The characters could have been better.
To be honest? I was a bit bored with this book. Dodger takes everything easily, with a grain of salt, and thus nothing seems very exciting. He’s the sort of person you’d really like in a tough situation, but as a protagonist, things seemed to dawdle on. I think his strongest moment was near the end of the book in the sewers while he was preparing the cover-up.
As for the supporting characters, they’re hit-or-miss. I find Charlie and Simplicity boring as well, but Solomon was an interesting character. I do believe it is worth mentioning that Solomon is Jewish, but not the best practitioner. He is a kind person, and a strict negotiator… which is not an insult, but it is a stereotype. I was a bit disappointed that Pratchett decided to use this character trait for him.
Dodger is historical fiction.
Terry Pratchett is known for his Discworld novels (which are loads of fun) and his stand-alones don’t get a lot of attention. Dodger is historical fiction, and as such, is not as funny, remarkable, or magical as some of her other books. I found that this particular novel was reminiscent of the Night’s Watch line of his Discworld novels.

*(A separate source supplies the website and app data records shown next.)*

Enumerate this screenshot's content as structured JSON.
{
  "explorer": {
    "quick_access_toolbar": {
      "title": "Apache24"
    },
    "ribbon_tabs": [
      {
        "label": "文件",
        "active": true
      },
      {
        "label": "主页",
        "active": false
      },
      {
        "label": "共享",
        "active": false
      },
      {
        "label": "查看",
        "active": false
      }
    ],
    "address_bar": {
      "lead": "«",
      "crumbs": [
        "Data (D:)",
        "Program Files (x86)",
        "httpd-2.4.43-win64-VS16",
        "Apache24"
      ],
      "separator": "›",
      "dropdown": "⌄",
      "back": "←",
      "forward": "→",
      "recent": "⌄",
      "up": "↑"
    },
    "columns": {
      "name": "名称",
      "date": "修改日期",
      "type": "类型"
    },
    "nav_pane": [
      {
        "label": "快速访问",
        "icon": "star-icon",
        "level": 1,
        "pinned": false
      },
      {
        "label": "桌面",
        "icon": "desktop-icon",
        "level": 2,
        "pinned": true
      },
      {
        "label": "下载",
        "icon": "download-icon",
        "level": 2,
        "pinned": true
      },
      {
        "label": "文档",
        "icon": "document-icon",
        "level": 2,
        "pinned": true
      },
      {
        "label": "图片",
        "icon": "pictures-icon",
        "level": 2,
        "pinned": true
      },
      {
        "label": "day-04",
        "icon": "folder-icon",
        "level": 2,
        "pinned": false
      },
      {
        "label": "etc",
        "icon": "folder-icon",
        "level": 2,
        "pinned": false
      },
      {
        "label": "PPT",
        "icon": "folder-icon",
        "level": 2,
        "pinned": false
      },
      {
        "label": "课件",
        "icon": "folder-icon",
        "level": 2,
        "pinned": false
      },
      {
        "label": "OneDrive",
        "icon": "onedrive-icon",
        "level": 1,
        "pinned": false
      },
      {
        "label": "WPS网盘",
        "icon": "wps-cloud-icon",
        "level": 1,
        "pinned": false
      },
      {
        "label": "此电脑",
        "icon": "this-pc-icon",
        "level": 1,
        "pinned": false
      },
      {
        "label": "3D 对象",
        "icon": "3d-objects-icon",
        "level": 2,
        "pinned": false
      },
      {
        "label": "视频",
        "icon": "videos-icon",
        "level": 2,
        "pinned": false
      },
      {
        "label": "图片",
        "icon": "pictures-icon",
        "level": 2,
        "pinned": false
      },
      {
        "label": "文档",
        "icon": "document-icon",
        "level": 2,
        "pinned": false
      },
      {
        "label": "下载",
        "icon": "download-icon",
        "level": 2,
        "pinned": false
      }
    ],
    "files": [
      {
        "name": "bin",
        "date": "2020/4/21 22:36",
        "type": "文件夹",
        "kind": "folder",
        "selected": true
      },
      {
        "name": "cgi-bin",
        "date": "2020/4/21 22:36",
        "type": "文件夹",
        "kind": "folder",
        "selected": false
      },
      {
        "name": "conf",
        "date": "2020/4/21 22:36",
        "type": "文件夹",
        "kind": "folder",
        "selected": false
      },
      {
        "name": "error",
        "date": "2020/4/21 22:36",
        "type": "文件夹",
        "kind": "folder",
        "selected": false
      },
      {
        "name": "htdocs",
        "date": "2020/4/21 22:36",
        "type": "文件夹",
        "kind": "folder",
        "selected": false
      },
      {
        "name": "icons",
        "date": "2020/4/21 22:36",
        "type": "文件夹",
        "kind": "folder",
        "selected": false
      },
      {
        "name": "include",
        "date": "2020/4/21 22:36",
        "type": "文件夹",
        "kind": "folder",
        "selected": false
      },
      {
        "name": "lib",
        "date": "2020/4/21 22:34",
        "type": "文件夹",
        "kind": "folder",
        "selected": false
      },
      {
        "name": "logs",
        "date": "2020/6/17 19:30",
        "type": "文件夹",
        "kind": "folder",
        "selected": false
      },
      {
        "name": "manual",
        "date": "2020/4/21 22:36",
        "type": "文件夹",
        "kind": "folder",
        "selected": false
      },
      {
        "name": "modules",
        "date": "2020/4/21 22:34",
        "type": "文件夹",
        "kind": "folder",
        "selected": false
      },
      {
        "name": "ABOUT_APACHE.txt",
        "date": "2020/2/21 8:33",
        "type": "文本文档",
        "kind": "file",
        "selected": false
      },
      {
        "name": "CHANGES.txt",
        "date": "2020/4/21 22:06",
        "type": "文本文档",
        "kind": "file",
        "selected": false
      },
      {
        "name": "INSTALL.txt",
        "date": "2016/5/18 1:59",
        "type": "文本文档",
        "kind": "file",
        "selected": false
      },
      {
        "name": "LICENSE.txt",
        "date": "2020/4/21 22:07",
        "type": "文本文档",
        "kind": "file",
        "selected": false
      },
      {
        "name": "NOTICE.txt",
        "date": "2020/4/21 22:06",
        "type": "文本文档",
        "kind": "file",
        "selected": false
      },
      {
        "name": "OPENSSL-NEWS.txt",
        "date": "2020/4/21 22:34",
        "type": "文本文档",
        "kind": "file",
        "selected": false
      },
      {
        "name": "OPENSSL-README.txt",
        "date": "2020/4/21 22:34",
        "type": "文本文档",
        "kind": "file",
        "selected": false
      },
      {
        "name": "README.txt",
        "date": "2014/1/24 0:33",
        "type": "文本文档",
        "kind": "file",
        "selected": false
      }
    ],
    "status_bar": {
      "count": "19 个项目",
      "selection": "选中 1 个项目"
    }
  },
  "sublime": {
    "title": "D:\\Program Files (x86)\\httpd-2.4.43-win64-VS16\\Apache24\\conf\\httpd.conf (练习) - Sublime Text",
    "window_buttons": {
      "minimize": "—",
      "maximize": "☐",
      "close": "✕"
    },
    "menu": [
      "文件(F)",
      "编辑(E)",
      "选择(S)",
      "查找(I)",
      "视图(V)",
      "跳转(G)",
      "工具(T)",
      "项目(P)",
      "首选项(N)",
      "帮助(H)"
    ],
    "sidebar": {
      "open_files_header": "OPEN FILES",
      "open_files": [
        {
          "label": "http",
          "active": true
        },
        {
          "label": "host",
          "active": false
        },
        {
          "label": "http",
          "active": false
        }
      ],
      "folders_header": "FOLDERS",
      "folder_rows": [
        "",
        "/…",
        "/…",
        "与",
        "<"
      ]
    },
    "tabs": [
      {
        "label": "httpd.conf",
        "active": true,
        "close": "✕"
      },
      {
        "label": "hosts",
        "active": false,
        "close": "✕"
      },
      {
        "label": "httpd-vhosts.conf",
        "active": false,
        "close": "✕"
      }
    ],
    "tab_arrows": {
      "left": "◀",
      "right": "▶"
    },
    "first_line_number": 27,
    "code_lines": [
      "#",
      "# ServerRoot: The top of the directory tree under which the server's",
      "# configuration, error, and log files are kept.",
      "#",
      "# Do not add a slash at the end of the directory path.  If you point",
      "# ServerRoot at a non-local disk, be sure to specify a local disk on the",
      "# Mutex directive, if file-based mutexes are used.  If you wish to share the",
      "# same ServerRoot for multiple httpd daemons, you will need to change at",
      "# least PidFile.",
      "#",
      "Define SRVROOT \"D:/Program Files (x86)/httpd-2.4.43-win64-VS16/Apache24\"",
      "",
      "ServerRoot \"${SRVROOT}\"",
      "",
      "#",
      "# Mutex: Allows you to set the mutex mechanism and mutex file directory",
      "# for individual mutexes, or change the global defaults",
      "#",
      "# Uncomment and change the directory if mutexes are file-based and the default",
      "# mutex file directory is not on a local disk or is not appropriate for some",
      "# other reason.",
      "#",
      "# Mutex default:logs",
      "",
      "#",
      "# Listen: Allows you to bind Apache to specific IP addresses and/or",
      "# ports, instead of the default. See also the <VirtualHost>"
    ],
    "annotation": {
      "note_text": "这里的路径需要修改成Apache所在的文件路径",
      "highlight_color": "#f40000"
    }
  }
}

The beginning of the book is written in a similar way to a collection of related short stories as we follow Dodger around the city. There is a scene with Sweeney Todd in the middle of the book, which I thought was a really good interpretation of the character. Pratchett takes a good twist on the character’s murderous instincts, one which has nothing to do with meat pies. I won’t spoil it! It ends up being a turning point in the story and in Dodger as a character, not to mention a fun tidbit.
While I will still read Pratchett’s books, Dodger wasn’t for me, even though I like historical fiction. I felt like it was very flat. His writing style can feel a bit flat in the Discworld novels as well, except there is a lot more humor in those and I remember them more fondly. That said, I do think that most fans of Pratchett would really enjoy this book, because it is another piece of his work, and he was extremely well-loved.
I also have to confess I’ve read very little of Dickens, but the storytelling style was reminiscent of The Chimes or A Christmas Carol. That, I’m sure, was intentional, and should be commended.
Pratchett does a very good job of tying up a story. He leaves questions, but not anxiety, and I like it.